Tag Archives: advice

Writing Tips from Lily Brooks-Dalton, author of Motorcycles I’ve Loved

What writing techniques have you found most important or memorable? When it comes to revising something, I’ve gotten into the habit of retyping my pages. It sounds pretty time-consuming—and it is—but it’s so worth it. I don’t know how else to get that kind of fresh perspective on a sentence-by-sentence level unless you force yourself to literally rewrite every single line. After developing an idea, what is the first action you take when beginning to write? I’ll probably do an outline. Sometimes I just dive straight into the prose, but at a certain point I need to step back and organize my thoughts. Particularly if it’s going to be a book, I’ll end up laying it out chapter by chapter pretty early on. That outline will change radically as I get further in, but it’s good to have a road map. I’m a big fan of lists—I might make a list of all the scenes I already have in mind, or elements that I want to include, just to get it down on paper. If I’m stuck, a list like that is a great resource to look back at. Is there something you do to get into a writing mood? Somewhere you go or something you do to get thinking? I need a quiet room and a big, uninterrupted chunk of time. I’m at my most productive when I know that I can devote an entire day to a project—wake up with it and go to sleep with it. But if all else fails… candy. Did you always want to write? How did you start your career as an author? I’ve always written, but it wasn’t always clear to me that I could be a writer (whatever that means). When I was a kid, I really believed that I could do anything, but as I got older, it seemed impossible, like I was being foolish if I didn’t have a plan B lined up. I think the first time I really gave myself permission to at least try to be a writer was when I was an undergrad, working on the opening chapters of Motorcycles I’ve Loved, and my writing professor told me it could be a book. I’m not sure I would have allowed myself to entertain that fantasy if someone hadn’t given me the go-ahead. It’s an amazing gift to give someone—to give them permission to go for it. I wish it was easier to give it to ourselves! What clichés or bad habits would you tell aspiring writers to avoid? Do you still experience them yourself? Don’t use three words when one will do. I am totally guilty of that, I always have a whole list of adjectives that I cannot part with. What’s the best piece of advice you have received? Finish things. I forget where I first heard that, but it’s the most important thing I know about writing. It doesn’t matter how good your ideas or your opening pages are if you don’t finish your project. Read more about Motorcycles I’ve Loved here

Listen: Jon Acuff, “Never Trade 50 Weeks of Misery for 2 Weeks of Vacation, That’s Terrible Math.”

Jon Acuff, author of Do Over: Rescue Monday, Reinvent Your Work, and Never Get Stuck, stops by the studio to talk about how to love what you do for a living. His hilarious and inspirational book is perfect for anyone, no matter your profession or career level. Read more about Do Over here.

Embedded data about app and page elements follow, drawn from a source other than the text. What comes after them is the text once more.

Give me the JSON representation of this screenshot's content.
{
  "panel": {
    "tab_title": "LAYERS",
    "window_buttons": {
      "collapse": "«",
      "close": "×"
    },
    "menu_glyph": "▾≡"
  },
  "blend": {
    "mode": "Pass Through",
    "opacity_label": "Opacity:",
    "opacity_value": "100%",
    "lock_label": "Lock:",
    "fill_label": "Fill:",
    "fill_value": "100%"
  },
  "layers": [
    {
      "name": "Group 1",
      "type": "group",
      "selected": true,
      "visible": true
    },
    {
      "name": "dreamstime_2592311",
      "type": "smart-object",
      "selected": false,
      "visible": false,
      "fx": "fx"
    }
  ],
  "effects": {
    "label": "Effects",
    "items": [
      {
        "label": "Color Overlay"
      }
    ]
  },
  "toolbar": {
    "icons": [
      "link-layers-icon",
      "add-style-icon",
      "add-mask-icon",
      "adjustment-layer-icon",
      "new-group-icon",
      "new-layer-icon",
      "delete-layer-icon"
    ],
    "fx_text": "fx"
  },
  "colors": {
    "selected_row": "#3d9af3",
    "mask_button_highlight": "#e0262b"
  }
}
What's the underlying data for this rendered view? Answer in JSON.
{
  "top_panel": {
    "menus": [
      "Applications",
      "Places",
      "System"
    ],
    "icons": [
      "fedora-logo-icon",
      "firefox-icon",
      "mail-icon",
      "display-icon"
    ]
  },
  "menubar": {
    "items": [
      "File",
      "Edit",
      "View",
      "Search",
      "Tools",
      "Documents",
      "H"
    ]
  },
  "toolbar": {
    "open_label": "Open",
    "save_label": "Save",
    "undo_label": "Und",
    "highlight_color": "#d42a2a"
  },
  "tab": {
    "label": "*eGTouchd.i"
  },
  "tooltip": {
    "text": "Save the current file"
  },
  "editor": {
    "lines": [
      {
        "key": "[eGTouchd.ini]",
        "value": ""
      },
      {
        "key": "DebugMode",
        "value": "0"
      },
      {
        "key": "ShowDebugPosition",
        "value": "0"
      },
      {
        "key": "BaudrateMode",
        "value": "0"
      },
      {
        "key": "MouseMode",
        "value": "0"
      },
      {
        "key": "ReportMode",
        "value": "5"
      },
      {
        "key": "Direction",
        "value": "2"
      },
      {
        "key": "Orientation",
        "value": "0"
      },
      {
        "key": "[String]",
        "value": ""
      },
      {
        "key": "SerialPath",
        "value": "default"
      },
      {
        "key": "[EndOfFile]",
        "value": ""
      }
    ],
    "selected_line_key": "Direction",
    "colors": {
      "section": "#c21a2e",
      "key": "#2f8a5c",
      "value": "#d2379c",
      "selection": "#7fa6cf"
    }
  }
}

Subscribe to Beaks & Geeks on iTunes, visit us on Soundcloud and follow us on twitter: @BeaksandGeeks

Get to Know Fodor’s

Ever wonder about the people who work on an imprint or book… or in another department altogether? What exactly do they do? Behind the Scenes posts shed light on Penguin Random House’s inner workings. You’ll meet departments and staff members and learn how they contribute to the books you love.

About Fodor’s Travel

Fodor’s is the oldest guide book company in America.  Our award-winning guidebooks, website, eBooks, and mobile apps provide today’s traveler with up-to-the-minute information to over 7,500 worldwide destinations. Our vast team of global correspondents offers highly curated, expert advice on how to travel smarter, from the best arts and culture offerings, to tips and strategies for an authentic and immersive experience, and the right hotels and restaurants for every taste and budget.  At Fodor’s Travel, our editors travel relentlessly to share the world’s best experiences with you. In 2014, they visited 110 countries and all 50 U.S. states. And our worldwide team of over 700 travel writers bring you the latest, most accurate coverage, and like trusted companions, reveal local treasures and everything you need to know before you arrive. Fodor’s offers the assurance of our expertise, the guarantee of selectivity, and the choice details that truly define a destination. It’s like having a friend wherever you travel.

 Our Content

We’re particularly proud of the Fodor’s Go List, which features the 25 can’t-miss spots that we think should be on every traveler’s radar for the year. Be sure to check out our trip ideas and blog content, too! 

See awards won by Fodor’s here

What it’s like to work at Fodor’s

“My adventure bucket list has grown exponentially – and it’s no hardship coming to work every morning to photos of unspoiled beaches and scenic vistas. It’s like being in a whirlwind of wanderlust. Everywhere you turn someone is planning a trip somewhere. We know what we’re talking about because we’ve experienced it firsthand. ” – Emily Davis

“I love the insider knowledge! Working with the Fodor’s editors, who are constantly traveling and exploring, I get a first look at all the best places to stay, eat, and visit.” – Heather Dalton

Fodor’s Year in Review (click image to see full size)

Slide 1

Visit us at Fodors.com!